• Exercise requirements: The reply must reproduce each line below exactly.

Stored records
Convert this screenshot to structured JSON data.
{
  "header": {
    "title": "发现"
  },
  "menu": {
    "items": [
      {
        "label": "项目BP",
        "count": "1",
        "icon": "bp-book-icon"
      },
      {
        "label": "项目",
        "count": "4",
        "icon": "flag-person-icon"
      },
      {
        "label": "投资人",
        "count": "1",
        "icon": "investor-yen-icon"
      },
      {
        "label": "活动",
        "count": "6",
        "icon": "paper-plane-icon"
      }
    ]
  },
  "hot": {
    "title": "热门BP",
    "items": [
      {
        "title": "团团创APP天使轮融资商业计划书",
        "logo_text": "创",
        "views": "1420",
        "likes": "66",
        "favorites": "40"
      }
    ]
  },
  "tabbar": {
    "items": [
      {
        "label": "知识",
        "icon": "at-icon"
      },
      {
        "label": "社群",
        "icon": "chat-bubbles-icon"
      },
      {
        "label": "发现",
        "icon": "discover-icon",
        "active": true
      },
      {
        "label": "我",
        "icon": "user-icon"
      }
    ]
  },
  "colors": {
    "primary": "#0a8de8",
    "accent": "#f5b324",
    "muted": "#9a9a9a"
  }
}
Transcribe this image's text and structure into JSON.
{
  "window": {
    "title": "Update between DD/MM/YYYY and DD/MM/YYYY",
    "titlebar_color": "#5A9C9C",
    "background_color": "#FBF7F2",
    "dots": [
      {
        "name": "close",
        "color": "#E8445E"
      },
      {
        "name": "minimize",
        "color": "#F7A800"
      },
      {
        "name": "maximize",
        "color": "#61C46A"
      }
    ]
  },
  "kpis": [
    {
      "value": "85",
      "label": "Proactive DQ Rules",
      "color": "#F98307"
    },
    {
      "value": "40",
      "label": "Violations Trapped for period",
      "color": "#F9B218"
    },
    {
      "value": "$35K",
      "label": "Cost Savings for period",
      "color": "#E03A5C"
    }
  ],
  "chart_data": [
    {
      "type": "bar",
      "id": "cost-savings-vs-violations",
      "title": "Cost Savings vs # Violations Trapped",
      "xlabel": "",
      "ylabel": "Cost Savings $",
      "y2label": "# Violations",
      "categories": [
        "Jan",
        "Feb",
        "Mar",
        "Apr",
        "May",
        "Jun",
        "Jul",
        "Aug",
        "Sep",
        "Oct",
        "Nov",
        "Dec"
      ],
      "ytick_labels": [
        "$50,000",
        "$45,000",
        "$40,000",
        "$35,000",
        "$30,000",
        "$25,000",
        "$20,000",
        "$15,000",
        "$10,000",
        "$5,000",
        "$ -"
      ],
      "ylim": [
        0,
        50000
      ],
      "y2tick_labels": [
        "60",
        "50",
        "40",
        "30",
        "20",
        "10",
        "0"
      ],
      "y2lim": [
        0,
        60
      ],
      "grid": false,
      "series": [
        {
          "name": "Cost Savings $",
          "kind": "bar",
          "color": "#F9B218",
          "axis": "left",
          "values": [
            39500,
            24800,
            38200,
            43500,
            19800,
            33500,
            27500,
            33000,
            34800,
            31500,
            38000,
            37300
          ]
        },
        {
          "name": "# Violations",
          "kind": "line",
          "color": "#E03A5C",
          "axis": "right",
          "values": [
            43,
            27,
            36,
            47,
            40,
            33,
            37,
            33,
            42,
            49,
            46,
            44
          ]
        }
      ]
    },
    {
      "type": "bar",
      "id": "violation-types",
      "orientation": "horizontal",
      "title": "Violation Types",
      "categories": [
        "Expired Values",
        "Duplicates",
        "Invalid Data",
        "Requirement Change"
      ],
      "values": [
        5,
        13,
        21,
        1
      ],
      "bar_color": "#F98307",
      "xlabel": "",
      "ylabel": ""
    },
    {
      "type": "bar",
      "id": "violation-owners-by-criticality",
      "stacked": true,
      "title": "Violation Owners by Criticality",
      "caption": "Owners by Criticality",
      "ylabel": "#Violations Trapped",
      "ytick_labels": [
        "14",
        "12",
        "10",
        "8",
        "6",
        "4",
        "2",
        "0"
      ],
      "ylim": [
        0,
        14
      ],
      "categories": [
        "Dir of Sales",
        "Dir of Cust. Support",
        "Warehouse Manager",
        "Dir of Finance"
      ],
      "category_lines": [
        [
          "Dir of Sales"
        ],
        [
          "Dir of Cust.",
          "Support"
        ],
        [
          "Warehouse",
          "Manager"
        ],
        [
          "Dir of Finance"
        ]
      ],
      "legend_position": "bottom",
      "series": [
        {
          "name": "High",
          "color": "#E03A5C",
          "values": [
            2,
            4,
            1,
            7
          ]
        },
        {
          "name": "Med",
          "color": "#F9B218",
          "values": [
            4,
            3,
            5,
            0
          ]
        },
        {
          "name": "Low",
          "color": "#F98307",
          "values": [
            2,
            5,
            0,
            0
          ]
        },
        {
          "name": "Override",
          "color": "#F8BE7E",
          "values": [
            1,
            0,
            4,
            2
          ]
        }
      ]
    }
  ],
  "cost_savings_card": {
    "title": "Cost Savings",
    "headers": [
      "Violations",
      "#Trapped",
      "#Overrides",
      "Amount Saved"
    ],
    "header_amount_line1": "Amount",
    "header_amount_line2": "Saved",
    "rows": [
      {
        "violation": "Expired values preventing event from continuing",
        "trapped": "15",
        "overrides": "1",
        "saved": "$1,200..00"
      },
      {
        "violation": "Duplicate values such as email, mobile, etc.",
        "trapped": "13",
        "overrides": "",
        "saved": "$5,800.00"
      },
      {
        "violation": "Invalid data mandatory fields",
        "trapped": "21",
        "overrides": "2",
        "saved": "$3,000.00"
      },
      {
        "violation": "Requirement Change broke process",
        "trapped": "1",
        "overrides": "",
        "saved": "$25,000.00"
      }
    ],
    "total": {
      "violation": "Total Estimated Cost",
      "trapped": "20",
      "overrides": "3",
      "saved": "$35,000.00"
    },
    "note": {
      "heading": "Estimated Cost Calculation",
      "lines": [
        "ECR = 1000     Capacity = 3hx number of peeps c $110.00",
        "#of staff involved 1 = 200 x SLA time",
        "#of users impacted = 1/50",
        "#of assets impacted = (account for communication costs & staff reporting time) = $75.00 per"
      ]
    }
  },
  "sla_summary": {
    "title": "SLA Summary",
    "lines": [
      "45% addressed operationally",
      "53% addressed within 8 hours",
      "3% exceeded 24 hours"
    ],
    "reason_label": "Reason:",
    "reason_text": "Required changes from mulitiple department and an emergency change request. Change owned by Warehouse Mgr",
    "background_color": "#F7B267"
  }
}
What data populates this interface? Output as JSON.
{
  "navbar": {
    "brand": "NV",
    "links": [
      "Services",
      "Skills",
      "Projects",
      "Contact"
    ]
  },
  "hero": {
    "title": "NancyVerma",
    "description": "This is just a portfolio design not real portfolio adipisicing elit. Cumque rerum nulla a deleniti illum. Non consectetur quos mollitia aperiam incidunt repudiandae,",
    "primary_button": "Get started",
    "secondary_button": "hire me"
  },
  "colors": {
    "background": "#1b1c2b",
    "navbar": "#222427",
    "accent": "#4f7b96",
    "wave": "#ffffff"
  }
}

• Response to this task:
Convert this screenshot to structured JSON data.
{
  "header": {
    "title": "发现"
  },
  "menu": {
    "items": [
      {
        "label": "项目BP",
        "count": "1",
        "icon": "bp-book-icon"
      },
      {
        "label": "项目",
        "count": "4",
        "icon": "flag-person-icon"
      },
      {
        "label": "投资人",
        "count": "1",
        "icon": "investor-yen-icon"
      },
      {
        "label": "活动",
        "count": "6",
        "icon": "paper-plane-icon"
      }
    ]
  },
  "hot": {
    "title": "热门BP",
    "items": [
      {
        "title": "团团创APP天使轮融资商业计划书",
        "logo_text": "创",
        "views": "1420",
        "likes": "66",
        "favorites": "40"
      }
    ]
  },
  "tabbar": {
    "items": [
      {
        "label": "知识",
        "icon": "at-icon"
      },
      {
        "label": "社群",
        "icon": "chat-bubbles-icon"
      },
      {
        "label": "发现",
        "icon": "discover-icon",
        "active": true
      },
      {
        "label": "我",
        "icon": "user-icon"
      }
    ]
  },
  "colors": {
    "primary": "#0a8de8",
    "accent": "#f5b324",
    "muted": "#9a9a9a"
  }
}
Transcribe this image's text and structure into JSON.
{
  "window": {
    "title": "Update between DD/MM/YYYY and DD/MM/YYYY",
    "titlebar_color": "#5A9C9C",
    "background_color": "#FBF7F2",
    "dots": [
      {
        "name": "close",
        "color": "#E8445E"
      },
      {
        "name": "minimize",
        "color": "#F7A800"
      },
      {
        "name": "maximize",
        "color": "#61C46A"
      }
    ]
  },
  "kpis": [
    {
      "value": "85",
      "label": "Proactive DQ Rules",
      "color": "#F98307"
    },
    {
      "value": "40",
      "label": "Violations Trapped for period",
      "color": "#F9B218"
    },
    {
      "value": "$35K",
      "label": "Cost Savings for period",
      "color": "#E03A5C"
    }
  ],
  "chart_data": [
    {
      "type": "bar",
      "id": "cost-savings-vs-violations",
      "title": "Cost Savings vs # Violations Trapped",
      "xlabel": "",
      "ylabel": "Cost Savings $",
      "y2label": "# Violations",
      "categories": [
        "Jan",
        "Feb",
        "Mar",
        "Apr",
        "May",
        "Jun",
        "Jul",
        "Aug",
        "Sep",
        "Oct",
        "Nov",
        "Dec"
      ],
      "ytick_labels": [
        "$50,000",
        "$45,000",
        "$40,000",
        "$35,000",
        "$30,000",
        "$25,000",
        "$20,000",
        "$15,000",
        "$10,000",
        "$5,000",
        "$ -"
      ],
      "ylim": [
        0,
        50000
      ],
      "y2tick_labels": [
        "60",
        "50",
        "40",
        "30",
        "20",
        "10",
        "0"
      ],
      "y2lim": [
        0,
        60
      ],
      "grid": false,
      "series": [
        {
          "name": "Cost Savings $",
          "kind": "bar",
          "color": "#F9B218",
          "axis": "left",
          "values": [
            39500,
            24800,
            38200,
            43500,
            19800,
            33500,
            27500,
            33000,
            34800,
            31500,
            38000,
            37300
          ]
        },
        {
          "name": "# Violations",
          "kind": "line",
          "color": "#E03A5C",
          "axis": "right",
          "values": [
            43,
            27,
            36,
            47,
            40,
            33,
            37,
            33,
            42,
            49,
            46,
            44
          ]
        }
      ]
    },
    {
      "type": "bar",
      "id": "violation-types",
      "orientation": "horizontal",
      "title": "Violation Types",
      "categories": [
        "Expired Values",
        "Duplicates",
        "Invalid Data",
        "Requirement Change"
      ],
      "values": [
        5,
        13,
        21,
        1
      ],
      "bar_color": "#F98307",
      "xlabel": "",
      "ylabel": ""
    },
    {
      "type": "bar",
      "id": "violation-owners-by-criticality",
      "stacked": true,
      "title": "Violation Owners by Criticality",
      "caption": "Owners by Criticality",
      "ylabel": "#Violations Trapped",
      "ytick_labels": [
        "14",
        "12",
        "10",
        "8",
        "6",
        "4",
        "2",
        "0"
      ],
      "ylim": [
        0,
        14
      ],
      "categories": [
        "Dir of Sales",
        "Dir of Cust. Support",
        "Warehouse Manager",
        "Dir of Finance"
      ],
      "category_lines": [
        [
          "Dir of Sales"
        ],
        [
          "Dir of Cust.",
          "Support"
        ],
        [
          "Warehouse",
          "Manager"
        ],
        [
          "Dir of Finance"
        ]
      ],
      "legend_position": "bottom",
      "series": [
        {
          "name": "High",
          "color": "#E03A5C",
          "values": [
            2,
            4,
            1,
            7
          ]
        },
        {
          "name": "Med",
          "color": "#F9B218",
          "values": [
            4,
            3,
            5,
            0
          ]
        },
        {
          "name": "Low",
          "color": "#F98307",
          "values": [
            2,
            5,
            0,
            0
          ]
        },
        {
          "name": "Override",
          "color": "#F8BE7E",
          "values": [
            1,
            0,
            4,
            2
          ]
        }
      ]
    }
  ],
  "cost_savings_card": {
    "title": "Cost Savings",
    "headers": [
      "Violations",
      "#Trapped",
      "#Overrides",
      "Amount Saved"
    ],
    "header_amount_line1": "Amount",
    "header_amount_line2": "Saved",
    "rows": [
      {
        "violation": "Expired values preventing event from continuing",
        "trapped": "15",
        "overrides": "1",
        "saved": "$1,200..00"
      },
      {
        "violation": "Duplicate values such as email, mobile, etc.",
        "trapped": "13",
        "overrides": "",
        "saved": "$5,800.00"
      },
      {
        "violation": "Invalid data mandatory fields",
        "trapped": "21",
        "overrides": "2",
        "saved": "$3,000.00"
      },
      {
        "violation": "Requirement Change broke process",
        "trapped": "1",
        "overrides": "",
        "saved": "$25,000.00"
      }
    ],
    "total": {
      "violation": "Total Estimated Cost",
      "trapped": "20",
      "overrides": "3",
      "saved": "$35,000.00"
    },
    "note": {
      "heading": "Estimated Cost Calculation",
      "lines": [
        "ECR = 1000     Capacity = 3hx number of peeps c $110.00",
        "#of staff involved 1 = 200 x SLA time",
        "#of users impacted = 1/50",
        "#of assets impacted = (account for communication costs & staff reporting time) = $75.00 per"
      ]
    }
  },
  "sla_summary": {
    "title": "SLA Summary",
    "lines": [
      "45% addressed operationally",
      "53% addressed within 8 hours",
      "3% exceeded 24 hours"
    ],
    "reason_label": "Reason:",
    "reason_text": "Required changes from mulitiple department and an emergency change request. Change owned by Warehouse Mgr",
    "background_color": "#F7B267"
  }
}
What data populates this interface? Output as JSON.
{
  "navbar": {
    "brand": "NV",
    "links": [
      "Services",
      "Skills",
      "Projects",
      "Contact"
    ]
  },
  "hero": {
    "title": "NancyVerma",
    "description": "This is just a portfolio design not real portfolio adipisicing elit. Cumque rerum nulla a deleniti illum. Non consectetur quos mollitia aperiam incidunt repudiandae,",
    "primary_button": "Get started",
    "secondary_button": "hire me"
  },
  "colors": {
    "background": "#1b1c2b",
    "navbar": "#222427",
    "accent": "#4f7b96",
    "wave": "#ffffff"
  }
}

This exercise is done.